How Painful Can Factor Investing Get?

Current vs Past Agonies

August 2019. Reading Time: 10 Minutes. Author: Nicolas Rabener.


  • A classic long-short, multi-factor portfolio has lost close to 20% since 2018
  • The drawdown is within expectations, but the recovery period is abnormally long
  • However, it’s difficult to argue for structural changes that make factor investing unattractive


Investors have flooded into multi-factor strategies over the last several years.

The latest FTSE Russell smart beta study found that 71% of the investors surveyed used such products, up from 49% in 2018. Single factor products were in far less demand. The two most popular – Low Volatility and Value – were used by only 35% and 28% of respondents, respectively.

This is understandable. Since individual factors are as cyclical as equity markets, multi-factor strategies offer diversification benefits and help moderate risk. For example, the Value factor generated negative excess returns in nine out of the last 10 years, constituting a lost decade for Value investors.

Still, while diversifying across factors yields more consistent performance, multi-factor strategies are not immune to significant drawdowns. The last 18 months have not been kind to factor investors, and multi-factor products – with an almost 20% decline – have provided little relief.

So just how painful can factor investing get? Placing the current drawdown in long-short, multi-factor products into historical context offers some insight (try Finominal’s Return Predictor for expected returns).

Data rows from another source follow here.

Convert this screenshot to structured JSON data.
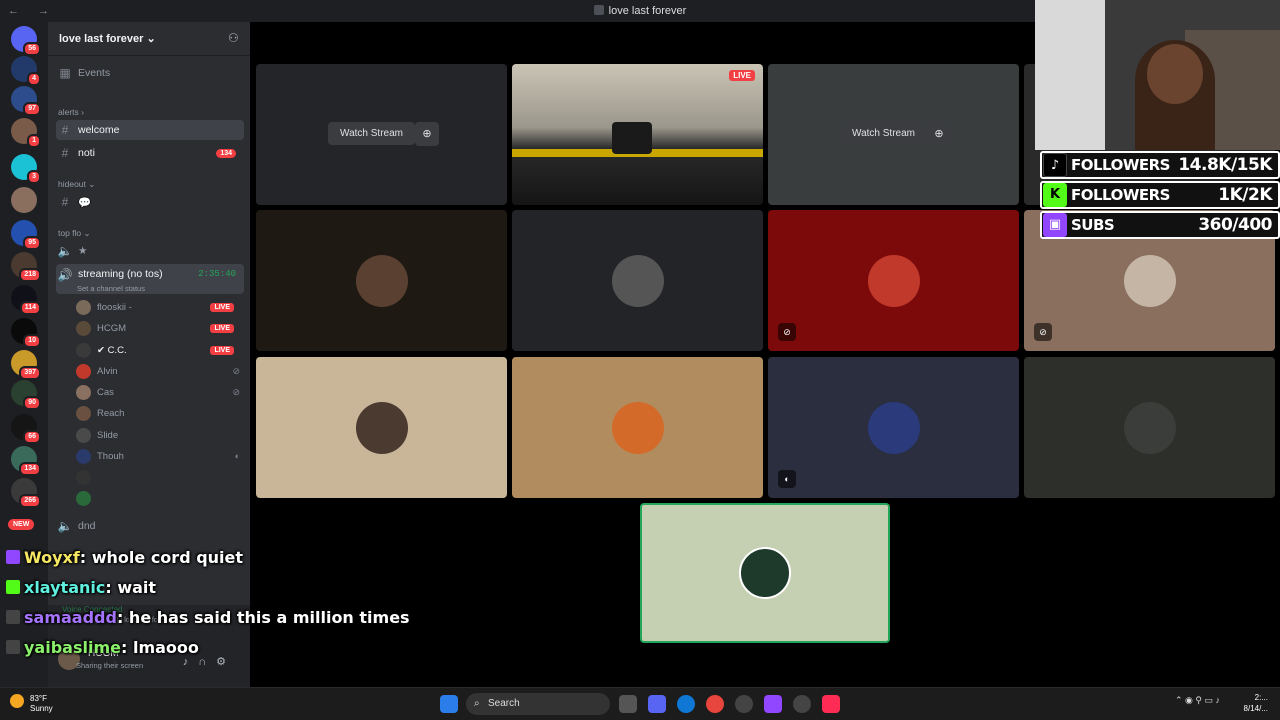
{
  "window": {
    "title": "love last forever",
    "nav": "← →"
  },
  "server_list": {
    "badges": [
      "56",
      "4",
      "97",
      "1",
      "3",
      "",
      "95",
      "218",
      "114",
      "10",
      "397",
      "90",
      "66",
      "134",
      "266"
    ],
    "new_label": "NEW"
  },
  "channel_panel": {
    "server_name": "love last forever",
    "events_label": "Events",
    "categories": {
      "alerts": "alerts",
      "hideout": "hideout",
      "top_flo": "top flo"
    },
    "channels": {
      "welcome": "welcome",
      "noti": "noti",
      "noti_badge": "134",
      "bubble": "💬",
      "star": "★",
      "streaming": "streaming (no tos)",
      "streaming_timer": "2:35:40",
      "streaming_status": "Set a channel status",
      "dnd": "dnd"
    },
    "voice_users": [
      {
        "name": "flooskii -",
        "live": "LIVE"
      },
      {
        "name": "HCGM",
        "live": "LIVE"
      },
      {
        "name": "✔ C.C.",
        "live": "LIVE"
      },
      {
        "name": "Alvin"
      },
      {
        "name": "Cas"
      },
      {
        "name": "Reach"
      },
      {
        "name": "Slide"
      },
      {
        "name": "Thouh"
      }
    ]
  },
  "user_panel": {
    "voice_connected": "Voice Connected",
    "voice_channel": "streaming (no tos) / love last forever",
    "username": "HCGM",
    "status": "Sharing their screen"
  },
  "stage": {
    "watch_stream_label": "Watch Stream",
    "live_label": "LIVE"
  },
  "overlay": {
    "goals": [
      {
        "label": "FOLLOWERS",
        "value": "14.8K/15K",
        "icon": "tiktok-icon",
        "color": "#000000"
      },
      {
        "label": "FOLLOWERS",
        "value": "1K/2K",
        "icon": "kick-icon",
        "color": "#53fc18"
      },
      {
        "label": "SUBS",
        "value": "360/400",
        "icon": "twitch-icon",
        "color": "#9146ff"
      }
    ],
    "chat": [
      {
        "user": "Woyxf",
        "msg": "whole cord quiet",
        "color": "#f5e663"
      },
      {
        "user": "xlaytanic",
        "msg": "wait",
        "color": "#5ff0e0"
      },
      {
        "user": "samaaddd",
        "msg": "he has said this a million times",
        "color": "#a574ff"
      },
      {
        "user": "yaibaslime",
        "msg": "lmaooo",
        "color": "#8bf06a"
      }
    ]
  },
  "taskbar": {
    "temp": "83°F",
    "weather": "Sunny",
    "search_placeholder": "Search",
    "clock_time": "2:...",
    "clock_date": "8/14/..."
  }
}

With outperformance so elusive in recent years, investors have poured almost $1 trillion into smart beta products – long-only strategies with factor tilts – in hopes of generating alpha. While smart beta differs from the long-short portfolios